* Work task
Return, from the material below, each line in which "time" occurs.

* Available records
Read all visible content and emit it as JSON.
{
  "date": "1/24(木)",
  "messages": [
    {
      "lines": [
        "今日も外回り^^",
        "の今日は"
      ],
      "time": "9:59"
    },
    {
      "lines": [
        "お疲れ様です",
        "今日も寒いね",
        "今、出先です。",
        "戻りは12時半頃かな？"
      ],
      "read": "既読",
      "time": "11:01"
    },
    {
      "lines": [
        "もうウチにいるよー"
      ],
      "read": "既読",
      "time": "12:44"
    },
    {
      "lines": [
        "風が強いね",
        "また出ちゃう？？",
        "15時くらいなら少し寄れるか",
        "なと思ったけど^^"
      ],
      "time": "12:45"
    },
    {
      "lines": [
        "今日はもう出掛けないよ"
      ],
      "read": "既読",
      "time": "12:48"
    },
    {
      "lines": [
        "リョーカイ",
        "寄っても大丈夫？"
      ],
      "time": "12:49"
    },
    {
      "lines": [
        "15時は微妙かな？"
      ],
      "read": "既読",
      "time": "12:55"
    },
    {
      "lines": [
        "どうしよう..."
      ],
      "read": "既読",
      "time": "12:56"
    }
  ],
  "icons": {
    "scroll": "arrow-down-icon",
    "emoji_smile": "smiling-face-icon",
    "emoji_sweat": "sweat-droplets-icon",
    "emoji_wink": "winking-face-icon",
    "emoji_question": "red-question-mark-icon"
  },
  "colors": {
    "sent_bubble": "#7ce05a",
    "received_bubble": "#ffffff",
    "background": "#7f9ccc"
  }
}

* Problem solution
      "time": "9:59"
      "time": "11:01"
      "time": "12:44"
      "time": "12:45"
      "time": "12:48"
      "time": "12:49"
      "time": "12:55"
      "time": "12:56"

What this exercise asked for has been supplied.